■ RAW DATA ■

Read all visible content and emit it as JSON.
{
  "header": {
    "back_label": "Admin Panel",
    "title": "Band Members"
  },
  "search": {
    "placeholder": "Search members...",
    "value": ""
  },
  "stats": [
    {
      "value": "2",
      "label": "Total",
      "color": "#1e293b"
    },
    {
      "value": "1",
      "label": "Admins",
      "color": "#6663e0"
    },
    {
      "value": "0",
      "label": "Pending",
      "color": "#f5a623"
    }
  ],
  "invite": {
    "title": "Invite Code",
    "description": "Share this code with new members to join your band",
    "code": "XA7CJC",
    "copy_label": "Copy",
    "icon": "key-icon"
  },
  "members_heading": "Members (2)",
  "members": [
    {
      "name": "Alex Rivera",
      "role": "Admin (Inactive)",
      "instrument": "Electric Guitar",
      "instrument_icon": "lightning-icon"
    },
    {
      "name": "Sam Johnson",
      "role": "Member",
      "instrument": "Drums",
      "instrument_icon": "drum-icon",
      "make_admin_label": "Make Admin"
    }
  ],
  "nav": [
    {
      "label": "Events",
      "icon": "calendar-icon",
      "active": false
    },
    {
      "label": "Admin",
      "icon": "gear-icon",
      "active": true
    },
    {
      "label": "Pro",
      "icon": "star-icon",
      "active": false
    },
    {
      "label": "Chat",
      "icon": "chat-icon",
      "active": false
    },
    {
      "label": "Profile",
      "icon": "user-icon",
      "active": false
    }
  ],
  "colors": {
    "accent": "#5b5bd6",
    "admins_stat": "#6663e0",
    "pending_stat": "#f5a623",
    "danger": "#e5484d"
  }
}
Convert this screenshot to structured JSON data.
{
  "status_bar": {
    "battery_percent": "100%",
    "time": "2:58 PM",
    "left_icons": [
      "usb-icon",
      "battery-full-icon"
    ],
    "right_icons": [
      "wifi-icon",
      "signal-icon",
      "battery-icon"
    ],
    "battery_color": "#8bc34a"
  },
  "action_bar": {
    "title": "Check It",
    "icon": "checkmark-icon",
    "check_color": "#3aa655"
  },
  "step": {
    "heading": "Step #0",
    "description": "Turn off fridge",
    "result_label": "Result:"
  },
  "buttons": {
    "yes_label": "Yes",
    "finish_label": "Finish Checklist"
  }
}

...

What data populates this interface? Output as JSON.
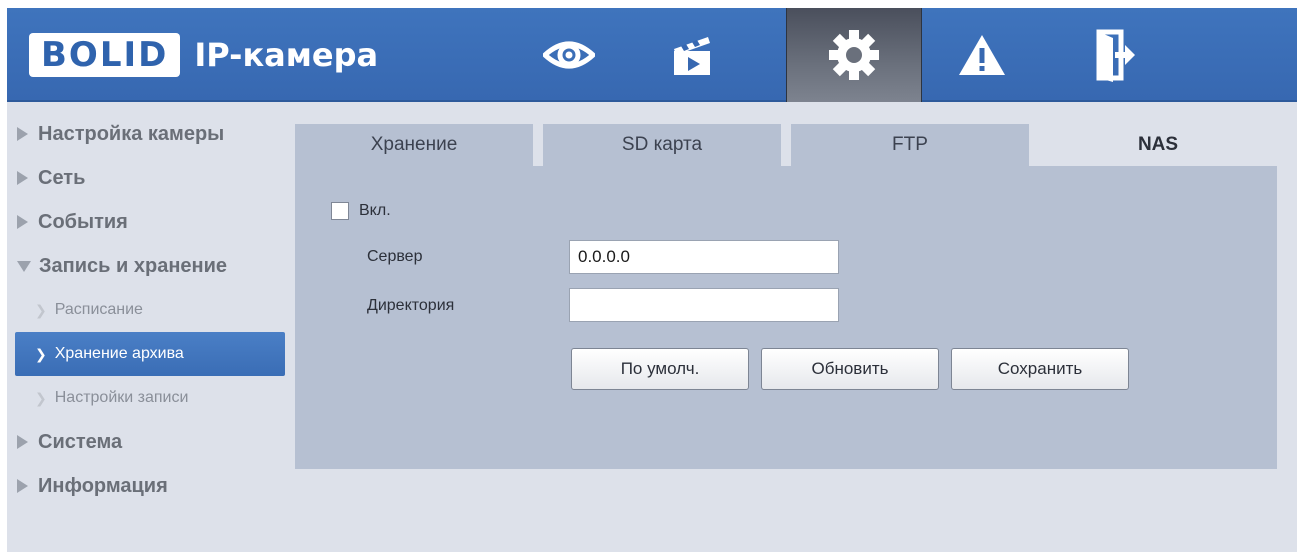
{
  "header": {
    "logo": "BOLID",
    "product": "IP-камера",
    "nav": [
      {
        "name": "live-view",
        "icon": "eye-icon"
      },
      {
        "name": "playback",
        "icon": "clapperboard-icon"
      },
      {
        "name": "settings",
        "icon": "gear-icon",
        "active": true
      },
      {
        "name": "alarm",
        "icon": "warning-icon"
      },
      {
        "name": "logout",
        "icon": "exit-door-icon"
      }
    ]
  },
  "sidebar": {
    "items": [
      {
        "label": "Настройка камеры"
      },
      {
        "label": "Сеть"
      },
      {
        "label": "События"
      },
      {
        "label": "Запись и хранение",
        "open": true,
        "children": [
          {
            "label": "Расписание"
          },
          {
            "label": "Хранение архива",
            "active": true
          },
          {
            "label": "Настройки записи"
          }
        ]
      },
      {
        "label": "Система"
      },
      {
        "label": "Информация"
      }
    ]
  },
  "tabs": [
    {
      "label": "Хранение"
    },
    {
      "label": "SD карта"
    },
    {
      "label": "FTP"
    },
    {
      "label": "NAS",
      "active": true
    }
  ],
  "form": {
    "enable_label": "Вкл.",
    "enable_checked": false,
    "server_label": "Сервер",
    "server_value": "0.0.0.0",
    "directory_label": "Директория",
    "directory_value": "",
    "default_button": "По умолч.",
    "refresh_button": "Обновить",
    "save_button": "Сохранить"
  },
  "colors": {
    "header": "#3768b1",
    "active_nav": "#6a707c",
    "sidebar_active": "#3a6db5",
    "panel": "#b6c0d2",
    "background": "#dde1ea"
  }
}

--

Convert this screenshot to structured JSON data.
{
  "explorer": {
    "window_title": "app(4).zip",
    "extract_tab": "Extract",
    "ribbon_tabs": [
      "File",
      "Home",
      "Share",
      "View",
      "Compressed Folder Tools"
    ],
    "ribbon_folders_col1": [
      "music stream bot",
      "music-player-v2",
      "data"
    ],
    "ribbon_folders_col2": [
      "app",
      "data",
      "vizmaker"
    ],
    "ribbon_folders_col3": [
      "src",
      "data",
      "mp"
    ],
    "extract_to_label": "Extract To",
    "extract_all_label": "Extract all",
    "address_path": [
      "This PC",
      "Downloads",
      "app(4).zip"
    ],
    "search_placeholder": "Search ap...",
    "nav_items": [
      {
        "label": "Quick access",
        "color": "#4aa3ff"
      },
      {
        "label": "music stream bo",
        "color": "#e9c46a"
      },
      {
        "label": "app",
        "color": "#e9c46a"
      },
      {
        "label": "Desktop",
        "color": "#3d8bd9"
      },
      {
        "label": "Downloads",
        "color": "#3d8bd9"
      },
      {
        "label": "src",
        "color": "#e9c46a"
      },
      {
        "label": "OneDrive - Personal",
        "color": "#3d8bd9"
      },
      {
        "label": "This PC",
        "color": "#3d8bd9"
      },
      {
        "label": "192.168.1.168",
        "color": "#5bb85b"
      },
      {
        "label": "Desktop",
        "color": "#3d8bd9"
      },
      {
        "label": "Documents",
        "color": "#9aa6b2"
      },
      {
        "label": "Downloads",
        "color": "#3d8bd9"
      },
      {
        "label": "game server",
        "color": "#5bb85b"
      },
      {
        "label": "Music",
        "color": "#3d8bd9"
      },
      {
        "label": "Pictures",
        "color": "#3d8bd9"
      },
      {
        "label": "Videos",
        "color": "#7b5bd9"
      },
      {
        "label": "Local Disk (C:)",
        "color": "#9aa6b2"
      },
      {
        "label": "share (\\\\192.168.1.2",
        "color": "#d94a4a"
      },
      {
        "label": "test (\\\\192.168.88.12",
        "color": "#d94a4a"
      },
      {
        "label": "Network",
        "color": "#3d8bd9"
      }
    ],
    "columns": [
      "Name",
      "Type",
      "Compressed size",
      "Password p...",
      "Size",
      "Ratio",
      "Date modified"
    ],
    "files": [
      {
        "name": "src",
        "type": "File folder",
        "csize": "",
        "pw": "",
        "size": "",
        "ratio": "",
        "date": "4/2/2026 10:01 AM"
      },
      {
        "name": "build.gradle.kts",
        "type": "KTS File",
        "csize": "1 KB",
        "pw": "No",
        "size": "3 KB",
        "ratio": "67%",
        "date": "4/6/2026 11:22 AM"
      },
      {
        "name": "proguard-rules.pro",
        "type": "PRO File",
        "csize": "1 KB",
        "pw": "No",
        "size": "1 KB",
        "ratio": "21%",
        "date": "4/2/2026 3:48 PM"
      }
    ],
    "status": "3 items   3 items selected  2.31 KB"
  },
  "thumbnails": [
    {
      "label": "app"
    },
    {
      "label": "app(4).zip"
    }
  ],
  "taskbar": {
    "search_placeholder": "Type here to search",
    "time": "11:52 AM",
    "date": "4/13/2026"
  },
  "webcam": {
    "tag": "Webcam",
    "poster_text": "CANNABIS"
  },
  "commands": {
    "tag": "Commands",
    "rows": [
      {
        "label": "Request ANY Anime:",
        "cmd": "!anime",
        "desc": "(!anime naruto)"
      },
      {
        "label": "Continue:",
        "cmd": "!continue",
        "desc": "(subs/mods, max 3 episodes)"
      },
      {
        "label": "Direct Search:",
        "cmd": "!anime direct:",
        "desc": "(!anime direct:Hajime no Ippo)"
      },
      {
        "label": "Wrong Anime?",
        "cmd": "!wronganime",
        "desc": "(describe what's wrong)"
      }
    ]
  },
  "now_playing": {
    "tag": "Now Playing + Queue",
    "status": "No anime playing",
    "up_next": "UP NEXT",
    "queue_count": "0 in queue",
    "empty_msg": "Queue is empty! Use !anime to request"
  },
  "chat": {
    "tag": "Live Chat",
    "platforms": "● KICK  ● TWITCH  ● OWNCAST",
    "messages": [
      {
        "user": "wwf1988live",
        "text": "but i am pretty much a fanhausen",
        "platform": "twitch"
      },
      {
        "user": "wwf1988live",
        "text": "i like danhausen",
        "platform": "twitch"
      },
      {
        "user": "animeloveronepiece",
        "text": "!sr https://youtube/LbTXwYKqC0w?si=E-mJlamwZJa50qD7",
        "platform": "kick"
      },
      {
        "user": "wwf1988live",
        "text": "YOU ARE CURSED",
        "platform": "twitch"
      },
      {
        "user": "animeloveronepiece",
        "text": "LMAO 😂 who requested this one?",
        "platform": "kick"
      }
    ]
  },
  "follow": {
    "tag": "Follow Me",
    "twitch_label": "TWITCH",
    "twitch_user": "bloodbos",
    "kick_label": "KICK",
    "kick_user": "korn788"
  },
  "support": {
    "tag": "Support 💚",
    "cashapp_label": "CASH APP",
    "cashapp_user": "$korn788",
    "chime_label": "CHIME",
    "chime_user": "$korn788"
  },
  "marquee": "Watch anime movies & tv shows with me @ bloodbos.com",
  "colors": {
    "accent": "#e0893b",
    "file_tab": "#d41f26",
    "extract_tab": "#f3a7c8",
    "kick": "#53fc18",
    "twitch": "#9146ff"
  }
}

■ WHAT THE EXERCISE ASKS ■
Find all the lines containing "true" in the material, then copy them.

■ REPLY TO THE EXERCISE ■
      "active": true
        "active": true
        "open": true,
            "active": true
      "active": true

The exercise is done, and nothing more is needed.